Bad Boyz Can Bring in Biz, Too

Producer, artist, designer, actor, television host, and No. 3 on Forbes' Hip-Hop Cash Kings list, Diddy proves bad boyz can be successful. Eminem hit the big time as a rapper but crossed over to movies with "8 Mile" and has decided to share his sense of style in a new clothing line.

Pop prince Justin Timberlake has not been left in the dust. When he's not busy bringing sexy back to his bombshell girlfriend of the moment, he is working hard trying to break into movies as well as designing his heart out for his new clothing line, William Rast. Rapper Nelly hawks Apple Bottom jeans (clearly choosing to focus on the part of anatomy he like best).

My personal gal pal Mila Jovanovich, who came to America as a child supermodel, quickly transitioned to a recording a pop album a few years back. She's made several successful films and recently started a clothing line called Jovanovich Hawke with friend Carmen Hawke. It's already a favorite of Vogue editor in chief, Anna Wintour -- not an easy task to accomplish.

Perhaps it's those years of working as a model that actually gives Jovanovich some expertise and credibility as a designer, instead of being just another prima donna plastering her name to a product for the almighty dollar.

Not Everyone's Cut Out for Fashion

Which brings me to a major point: Just because you wear clothes doesn't mean you should be designing them. I find it incredibly ironic and somewhat pretentious that most of these celebrity designers can't even bother to dress themselves, usually relying on a studio to spend thousands of dollars to hire a stylist (like myself) to dictate what they should wear.

So where does all this self-proclaimed expertise as a fashionista actually come from? I guess the irresistible urge to see one's name and image everywhere. But that's not true across the board.

Beyonce Knowles' House of Dereon line makes fashion sense. Her mother, Tina Knowles, who was sewing up Destiny Child's sparkly dresses when Dior and Versace wouldn't loan them a frock, has helped turned Knowles and her Destiny's Child divas into a designer's dream.

Mary Kate and Ashley Olsen came onto the fashion scene as tween queens and have made some serious dough off Wal-Mart customers. Now that they are a little older, a bit wiser and a lot chicer, they're hyping a newer line that's more upscale and sexy at the ultrahip Maxfields, one of my favorite Los Angeles shopping destinations.

It is the power of the press and the impact of a name that gets licensors hot and bothered to develop a brand, and now, with the democratization of fashion, everyone of every economic level wants to have a bit of Hollywood high life in their own world. It is clearly not about quality of product or design -- it's just about makin' mo' money. Manufacturers don't love fashion or pop stars but they respect the money, and if you can make millions for a record label or movie studio, they presume you can make millions for them.

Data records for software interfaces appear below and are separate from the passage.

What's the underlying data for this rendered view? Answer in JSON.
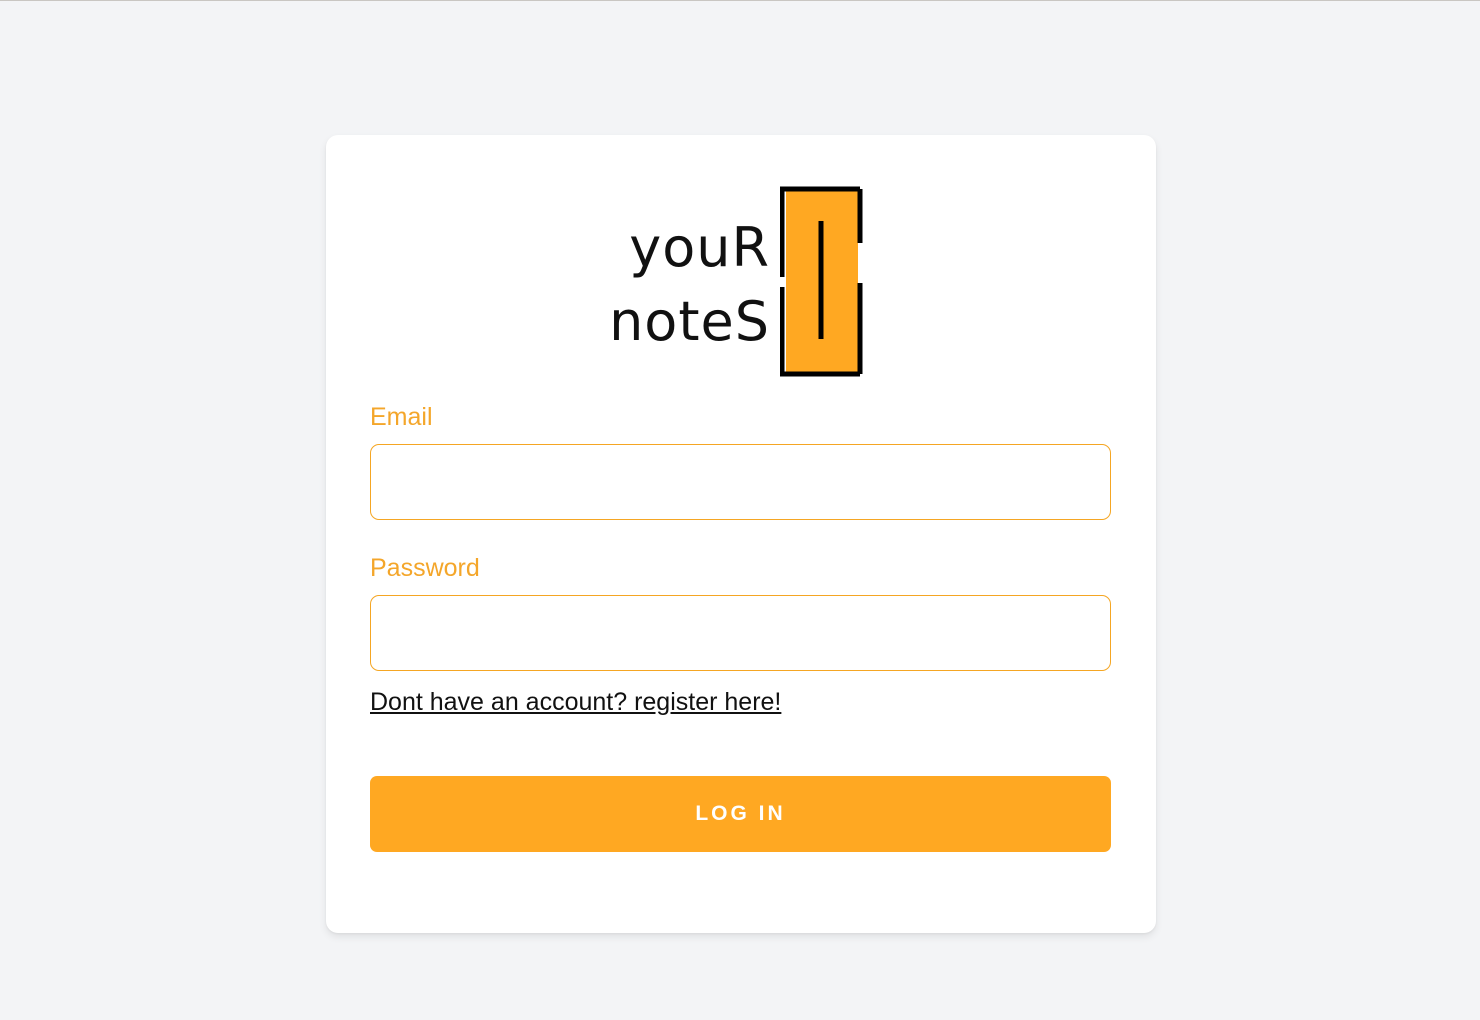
{
  "logo": {
    "line1": "youR",
    "line2": "noteS",
    "icon": "notebook-bracket-logo"
  },
  "form": {
    "email_label": "Email",
    "email_value": "",
    "password_label": "Password",
    "password_value": "",
    "register_link": "Dont have an account? register here!",
    "login_label": "LOG IN"
  },
  "colors": {
    "accent": "#ffa822",
    "label": "#f4a62a",
    "background": "#f3f4f6",
    "card": "#ffffff"
  }
}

Take, for example, Jessica Simpson. Her movie career is mediocre to say the least. Her record sales are lukewarm. But her coat collection? It's cohesive and cute and expected to become a cash cow. Her modestly priced shoe line is a sizzling sensation that sells out in stores quicker than you can say "Chicken of the Sea."

One of the strangest success stories on a retail level is Carlos Santana's women's shoe line. Who would've thought the middle-aged crooner's designs would sell out of stores? Similarly, former MTV VJ Daisy Fuentes is one of the top earners at a retail level and single-handedly turned mass-retailer Kohls into a fashionable fixation.

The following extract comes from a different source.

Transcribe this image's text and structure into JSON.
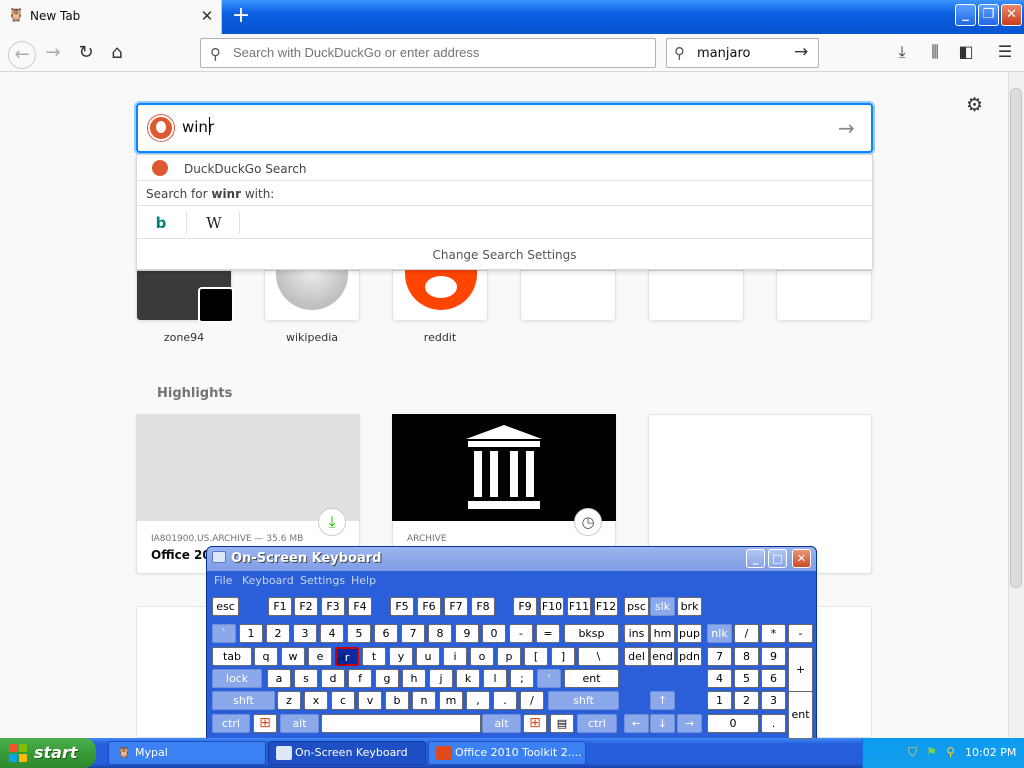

And then there are the Hilton chicks -- why wouldn't they get into the branding biz? After all, it's another way to get attention and it's more profitable and respectable than going to jail. Paris Hilton just launched her new T-shirt and jean line at Kitson and her sister, Nikki, is gearing up for New York's Fashion Week in September.

Maybe all these celebs-cum-designers are thinking that if the people will see their movies, buy their albums or drool over their photos, of course they'll wear their clothes. But will they, really? Time and sales will tell who will drown in this deluge of designer disciples and who will rise to the top as tomorrow's style star.